"One of the biggest distractions we have is actually technology," observed Dr. Courtney Stevens, an assistant professor of psychology at Willamette University.
Stevens' research has examined attention and concentration in children and adults. She said doing work and social media at the same time can be detrimental to both.
"If you're attempting to multi-task, listen to a lecture and send and receive text messages at the same time, your comprehension is going to go down," said Stevens.
Portland State University student Kelly Russell disagreed.

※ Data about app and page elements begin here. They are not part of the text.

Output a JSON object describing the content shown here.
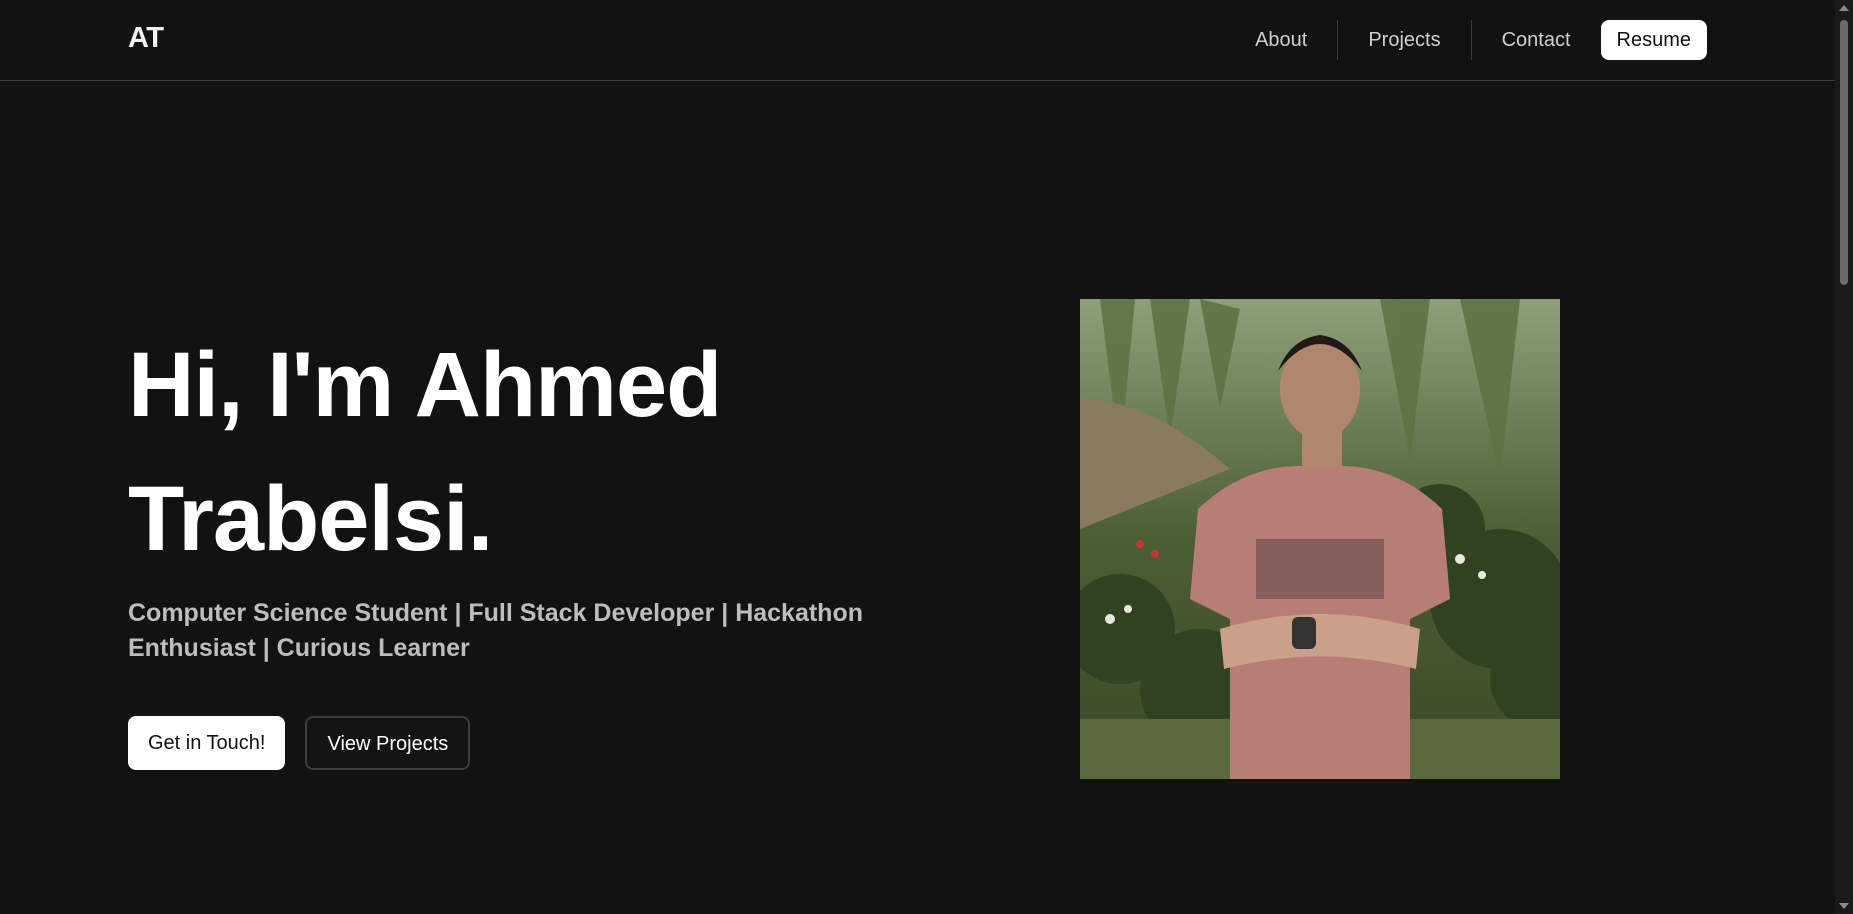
{
  "header": {
    "logo": "AT",
    "nav": [
      {
        "label": "About"
      },
      {
        "label": "Projects"
      },
      {
        "label": "Contact"
      }
    ],
    "resume_label": "Resume"
  },
  "hero": {
    "title_line1": "Hi, I'm Ahmed",
    "title_line2": "Trabelsi.",
    "subtitle": "Computer Science Student | Full Stack Developer | Hackathon Enthusiast | Curious Learner",
    "primary_button": "Get in Touch!",
    "secondary_button": "View Projects"
  },
  "photo": {
    "icon": "profile-photo"
  },
  "colors": {
    "background": "#121212",
    "accent": "#ffffff",
    "subtitle": "#bdbdbd",
    "shirt": "#b97d78"
  }
}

She said she often checks Facebook while doing homework and felt it hasn't hindered her ability to concentrate.
"I think people in this generation have kind of learned to multi-task better than older generations," said Russell. "It doesn't really throw you off when you get a text or a Facebook post if you check it real quick then go back to work," she said.
Others, like student Dillon Bergstad disagreed.
"I don't multi-task," said Bergstad. "I believe in doing just one task at a time, finishing that and moving onto the next," he said. "That's been the key."
Stevens suggested limiting distractions and maximizing concentration by carving out time for each activity.
"That might mean turning off your cell phone and e-mail for part of the day," Stevens said. "Sometimes what we find with science is it reinforces what common sense tells us."
Doctors say besides digital distractions, other forms of concentration killers are all around us, and sometimes, even inside us.
"Stomach rumbling, brain just kind of getting tired and fatigued," said Dr. Jim Mol, a psychologist with Providence Portland and St. Vincent Medical Centers.
Mol said lack of sleep and food are some of the biggest concentration killers, and while it may seem obvious, Mol said people often ignore them.
"If you don't have adequate sleep then your brain's just not working at an adequate level," said Mol.
Mol suggested choosing snacks high in protein like nuts, and avoid sweets and simple carbohydrates.
"If you eat something really sweet, it may get you thinking happy thoughts and get you pretty zippy for a little while, but chances are it won't last long and you might even crash," warned Mol.
Sometimes, sheer lack of motivation is a concentration killer, especially if a certain task is boring.
Doctors suggest making a deal with yourself: Stay on task for a certain amount of time and then reward yourself with a 10 minute break. Take a walk outside, grab a cup of coffee or get a snack to keep you motivated and help you get the job done.
Doctors say certain concentration killers, like worry or stress may seem out of our control, but can possibly be managed with a little effort.
"If you've got something you need to worry about, schedule a time to worry about it," suggested Stevens. She said compartmentalizing, even when it comes to stress, can help you stay focused on the task at hand.
"It's very difficult to throw something completely off of your mental radar," admitted Stevens. "But for some people, if you know you have a time you're going to be thinking about (your stresses), it can be easier not to ruminate on them while you're focused on something else."
And finally, you've heard of "to-do" lists, but Dr. Mol said, you might want to try making a "to-don't" list.
"Ask yourself, 'What are the least important things that I plan NOT to do today?" said Mol.
Because today requires enough of your concentration as it is.